That would be my last good race as a collegiate runner, and I was only a sophomore; to this day, I still carry so much regret about my collegiate running career. As a youth I dreamed of the Olympics, of being a professional runner or swimmer, and while many people said I had the talent and the work ethic to get there, none of it ever materialized. But the hard part about it was that I never gave myself a fair chance to get there. Failing to reach a goal is one thing when you know you gave it your all, failing to reach it because fear caused you to self-sabotage is a totally different story, a sad story.

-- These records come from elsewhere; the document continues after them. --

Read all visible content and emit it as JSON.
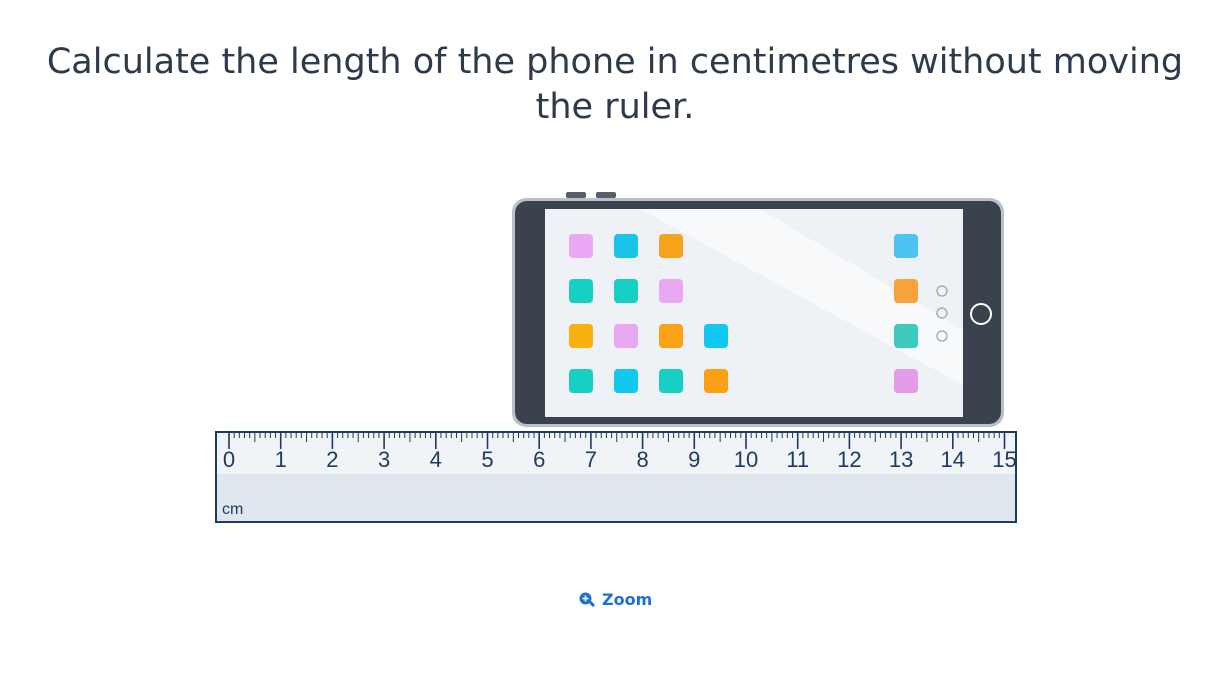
{
  "question": {
    "text": "Calculate the length of the phone in centimetres without moving the ruler."
  },
  "ruler": {
    "unit_label": "cm",
    "numbers": [
      "0",
      "1",
      "2",
      "3",
      "4",
      "5",
      "6",
      "7",
      "8",
      "9",
      "10",
      "11",
      "12",
      "13",
      "14",
      "15"
    ],
    "max_cm": 15
  },
  "zoom": {
    "label": "Zoom",
    "icon": "zoom-in-icon"
  },
  "colors": {
    "text": "#2c3a4b",
    "ruler_border": "#1d3a5f",
    "ruler_fill": "#dfe6ee",
    "phone_body": "#3d4650",
    "link": "#1f6fd1"
  }
}
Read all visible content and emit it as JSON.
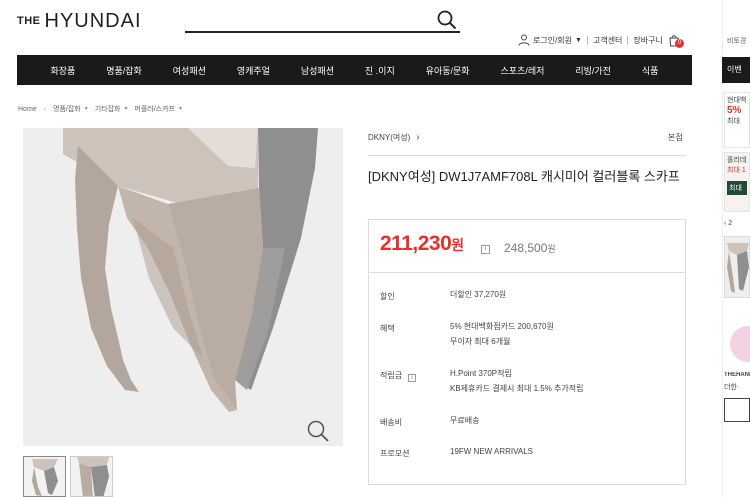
{
  "header": {
    "logo_prefix": "THE",
    "logo_brand": "HYUNDAI",
    "search_placeholder": "",
    "util": {
      "login": "로그인/회원",
      "support": "고객센터",
      "cart": "장바구니",
      "cart_count": "0"
    }
  },
  "gnb": [
    "화장품",
    "명품/잡화",
    "여성패션",
    "영캐주얼",
    "남성패션",
    "진 .이지",
    "유아동/문화",
    "스포츠/레저",
    "리빙/가전",
    "식품"
  ],
  "breadcrumb": [
    "Home",
    "명품/잡화",
    "기타잡화",
    "머플러/스카프"
  ],
  "product": {
    "brand_link": "DKNY(여성)",
    "store": "본점",
    "title": "[DKNY여성] DW1J7AMF708L 캐시미어 컬러블록 스카프",
    "price_now": "211,230",
    "price_now_unit": "원",
    "price_org": "248,500",
    "price_org_unit": "원",
    "rows": [
      {
        "label": "할인",
        "lines": [
          "더할인 37,270원"
        ]
      },
      {
        "label": "혜택",
        "lines": [
          "5% 현대백화점카드 200,670원",
          "무이자 최대 6개월"
        ]
      },
      {
        "label": "적립금",
        "lines": [
          "H.Point 370P적립",
          "KB제휴카드 결제시 최대 1.5% 추가적립"
        ]
      },
      {
        "label": "배송비",
        "lines": [
          "무료배송"
        ]
      },
      {
        "label": "프로모션",
        "lines": [
          "19FW NEW ARRIVALS"
        ]
      }
    ]
  },
  "side": {
    "compare": "비토경",
    "dark_label": "이벤",
    "card1_lines": [
      "현대백",
      "5%",
      "최대"
    ],
    "card2_lines": [
      "홀리데",
      "최대 1",
      "최대"
    ],
    "pager": "‹ 2",
    "brand_text": "THEHAND",
    "brand_sub": "더한·"
  },
  "colors": {
    "accent_red": "#e8302a",
    "gnb_bg": "#1a1a1a"
  }
}
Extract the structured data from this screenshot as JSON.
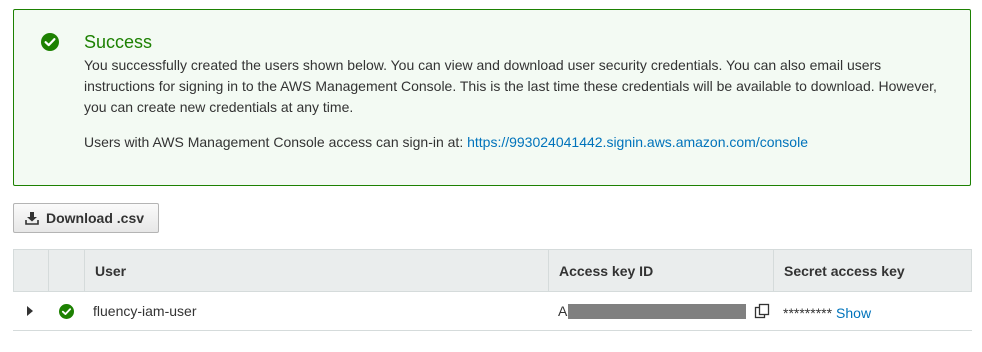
{
  "alert": {
    "title": "Success",
    "body": "You successfully created the users shown below. You can view and download user security credentials. You can also email users instructions for signing in to the AWS Management Console. This is the last time these credentials will be available to download. However, you can create new credentials at any time.",
    "signin_prefix": "Users with AWS Management Console access can sign-in at: ",
    "signin_url": "https://993024041442.signin.aws.amazon.com/console",
    "status_color": "#1d8102"
  },
  "toolbar": {
    "download_label": "Download .csv"
  },
  "table": {
    "columns": [
      "User",
      "Access key ID",
      "Secret access key"
    ],
    "rows": [
      {
        "user": "fluency-iam-user",
        "access_key_prefix": "A",
        "secret_masked": "*********",
        "show_label": "Show"
      }
    ]
  },
  "icons": {
    "alert": "check-circle-icon",
    "download": "download-icon",
    "expand": "caret-right-icon",
    "row_status": "check-circle-icon",
    "copy": "copy-icon"
  },
  "colors": {
    "link": "#0073bb",
    "success": "#1d8102",
    "header_bg": "#eaeded"
  }
}
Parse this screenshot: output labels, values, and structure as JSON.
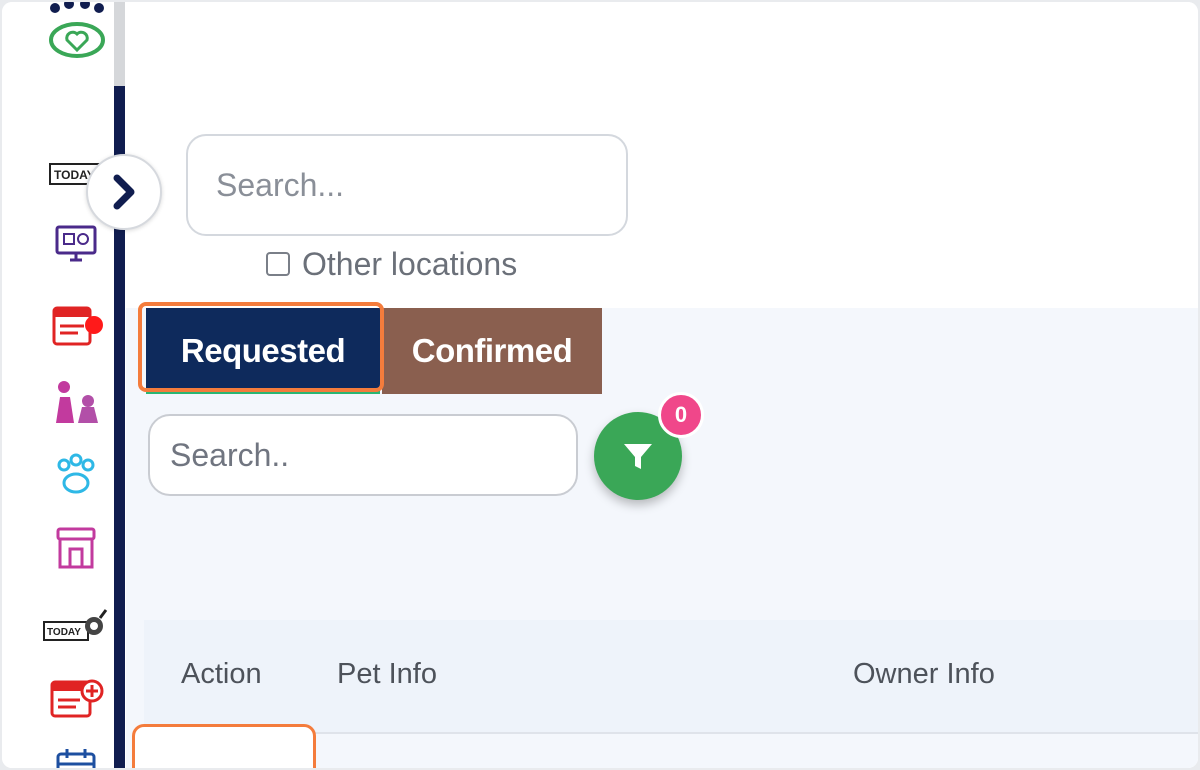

All that being said, it’s been almost 10 years since my college running career ended and since I’ve been any sort of consistent athlete. My body isn’t in as good of shape but I’ve gained a lot of perspective in my time away. I’ve had a career serving in a capacity that was bigger than myself. I have a wonderful husband and two beautiful children. I’ve traveled. I live abroad. Many things have happened that have broadened my horizons; I realize now there’s so much more to life than sports. But my time away has deepened my appreciation for what athletics means to me, how much happiness it gives me. I love pushing my body, being in control of my body, having it give me what I ask when I ask it to. I love setting goals, pursuing them and achieving them.
And I love racing. I love competing. While there may have been a time I feared it on some levels, I still enjoyed it. But I now realize that I love it. It’s not that I compete to be able to say I’m better than anyone else, but competition drives us to be better than we could ever be on our own.
My mind is so much stronger now than it ever was then; if I could get my body back to where it used to be…I spend a lot of time wondering where they could take me now…
So what am I learning from Mark Allen?
He made a conscious decision to stop being a choker, and it worked.
He learned to embrace the pain needed to win. He learned to learned to not cave to the voices of doubt and negativity in his own head. He learned to quit submitting to other competitors and to dig deep, to fight back.
For me, and for him, it wasn’t as much about beating someone else as it was about fighting as hard as you possibly can until you cross the tape. It’s about not quitting. It’s about choosing to not be a coward, and about running a race that you can be proud of when you look yourself in the mirror.
If he could will himself out his choker ways, so can I.